by Ganganatha Jha | 1920 | 1,381,940 words | ISBN-10: 8120811550
This is the English translation of the Manusmriti, which is a collection of Sanskrit verses dealing with ‘Dharma’, a collective name for human purpose, their duties and the law. Various topics will be dealt with, but this volume of the series includes 12 discourses (adhyaya). The commentary on this text by Medhatithi elaborately explains various t...
Sanskrit text, Unicode transliteration and English translation by Ganganath Jha:
पृष्ठतस्तु शरीरस्य नोत्तमाङ्गे कथं चन ।
अतोऽन्यथा तु प्रहरन् प्राप्तः स्याच्चौरकिल्बिषम् ॥ ३०० ॥
pṛṣṭhatastu śarīrasya nottamāṅge kathaṃ cana |
ato'nyathā tu praharan prāptaḥ syāccaurakilbiṣam || 300 ||
But only on the back part of the body, and never on the upper part; he who strikes otherwise than this incurs the guilt of a thief.—(300)
Medhātithi’s commentary (manubhāṣya):
He who strikes with things other than those specified—i.e., with a stick or such things—or on a part of the body other than those mentioned,—i.e., on the eye, etc.—‘incurs the guilt of a thief.’

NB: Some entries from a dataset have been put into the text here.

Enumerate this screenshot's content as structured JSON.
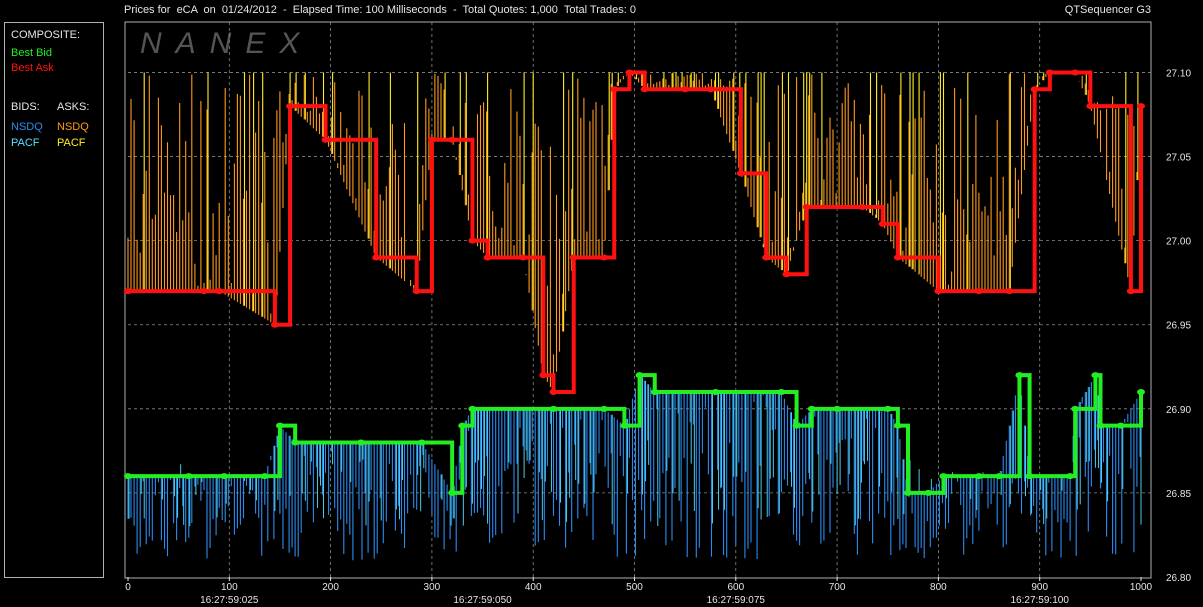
{
  "header": {
    "title": "Prices for  eCA  on  01/24/2012  -  Elapsed Time: 100 Milliseconds  -  Total Quotes: 1,000  Total Trades: 0",
    "app_name": "QTSequencer G3"
  },
  "watermark": "NANEX",
  "legend": {
    "composite_label": "COMPOSITE:",
    "best_bid": "Best Bid",
    "best_ask": "Best Ask",
    "bids_label": "BIDS:",
    "asks_label": "ASKS:",
    "bid_nsdq": "NSDQ",
    "bid_pacf": "PACF",
    "ask_nsdq": "NSDQ",
    "ask_pacf": "PACF"
  },
  "colors": {
    "best_bid": "#22ee22",
    "best_ask": "#ff1111",
    "bid_nsdq": "#2a8cf0",
    "bid_pacf": "#55e0ff",
    "ask_nsdq": "#ff9a1a",
    "ask_pacf": "#ffee22",
    "grid": "#8a8a8a",
    "axis_text": "#e6e6e6"
  },
  "chart_data": {
    "type": "line",
    "xlim": [
      0,
      1000
    ],
    "ylim": [
      26.8,
      27.13
    ],
    "x_ticks": [
      "0",
      "100",
      "200",
      "300",
      "400",
      "500",
      "600",
      "700",
      "800",
      "900",
      "1000"
    ],
    "y_ticks": [
      "26.80",
      "26.85",
      "26.90",
      "26.95",
      "27.00",
      "27.05",
      "27.10"
    ],
    "time_labels": [
      {
        "x": 100,
        "label": "16:27:59:025"
      },
      {
        "x": 350,
        "label": "16:27:59:050"
      },
      {
        "x": 600,
        "label": "16:27:59:075"
      },
      {
        "x": 900,
        "label": "16:27:59:100"
      }
    ],
    "grid": true,
    "series": [
      {
        "name": "Best Ask",
        "key": "best_ask",
        "values": [
          [
            0,
            26.97
          ],
          [
            75,
            26.97
          ],
          [
            90,
            26.97
          ],
          [
            145,
            26.95
          ],
          [
            160,
            27.08
          ],
          [
            195,
            27.06
          ],
          [
            245,
            26.99
          ],
          [
            285,
            26.97
          ],
          [
            300,
            27.06
          ],
          [
            320,
            27.06
          ],
          [
            340,
            27.0
          ],
          [
            355,
            26.99
          ],
          [
            390,
            26.99
          ],
          [
            410,
            26.92
          ],
          [
            420,
            26.91
          ],
          [
            440,
            26.99
          ],
          [
            470,
            26.99
          ],
          [
            480,
            27.09
          ],
          [
            495,
            27.1
          ],
          [
            510,
            27.09
          ],
          [
            550,
            27.09
          ],
          [
            575,
            27.09
          ],
          [
            605,
            27.04
          ],
          [
            630,
            26.99
          ],
          [
            650,
            26.98
          ],
          [
            670,
            27.02
          ],
          [
            725,
            27.02
          ],
          [
            745,
            27.01
          ],
          [
            760,
            26.99
          ],
          [
            800,
            26.97
          ],
          [
            840,
            26.97
          ],
          [
            870,
            26.97
          ],
          [
            895,
            27.09
          ],
          [
            910,
            27.1
          ],
          [
            935,
            27.1
          ],
          [
            950,
            27.08
          ],
          [
            990,
            26.97
          ],
          [
            1000,
            27.08
          ]
        ]
      },
      {
        "name": "Best Bid",
        "key": "best_bid",
        "values": [
          [
            0,
            26.86
          ],
          [
            60,
            26.86
          ],
          [
            95,
            26.86
          ],
          [
            135,
            26.86
          ],
          [
            150,
            26.89
          ],
          [
            165,
            26.88
          ],
          [
            230,
            26.88
          ],
          [
            290,
            26.88
          ],
          [
            320,
            26.85
          ],
          [
            330,
            26.89
          ],
          [
            340,
            26.9
          ],
          [
            420,
            26.9
          ],
          [
            470,
            26.9
          ],
          [
            490,
            26.89
          ],
          [
            505,
            26.92
          ],
          [
            520,
            26.91
          ],
          [
            580,
            26.91
          ],
          [
            645,
            26.91
          ],
          [
            660,
            26.89
          ],
          [
            675,
            26.9
          ],
          [
            700,
            26.9
          ],
          [
            750,
            26.9
          ],
          [
            760,
            26.89
          ],
          [
            770,
            26.85
          ],
          [
            790,
            26.85
          ],
          [
            805,
            26.86
          ],
          [
            840,
            26.86
          ],
          [
            860,
            26.86
          ],
          [
            880,
            26.92
          ],
          [
            890,
            26.86
          ],
          [
            930,
            26.86
          ],
          [
            935,
            26.9
          ],
          [
            955,
            26.92
          ],
          [
            960,
            26.89
          ],
          [
            980,
            26.89
          ],
          [
            1000,
            26.91
          ]
        ]
      }
    ]
  }
}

This is only meant to be deprecatory of the act referred to; and is not the injunction of an actual punishment; so that in this case also the penalty shall be the same as that in other oases of ‘hurt.’—(300)
Explanatory notes by Ganganath Jha
This verse is quoted in Vīramitrodaya (Saṃskāra, p. 514);—in Aparārka (p. 610), which explains that ‘kilviṣam’ means ‘an offence deserving punishment’;—again on p. 817, where ‘kilviṣam’ is explained as ‘punishment’;—in Vivādaratnākara (p. 271), which explains ‘pṛṣṭhataḥ’ as ‘not in a vital part,’ and ‘uttamāṅge’ also as ‘in a vital part’;—in Vidhānapārijāta (p. 530);—in Mitākṣarā (2.32), in support of the view that, if, in a fit of passion, the Teacher should strike the pupil in a vital part of the body, and the boy should complain before the king, then it becomes an admissible suit;—in Vyavahāra-Balambhaṭṭī (pp. 572 and 919);—in Nṛsiṃhaprasāda (Saṃskāra, 47b);—in Saṃskāramayūkha (p. 52) to the effect that no one should be struck on the head;—in Saṃskāraratnamālā (p, 315), which says that ‘uttamāṅga’ means ‘head’;—in Smṛticandrikā (Saṃskāra, p. 142);—and in Vivādacintāmaṇi (Calcutta, p. 76).
Comparative notes by various authors
See Comparative notes for Verse 8.299.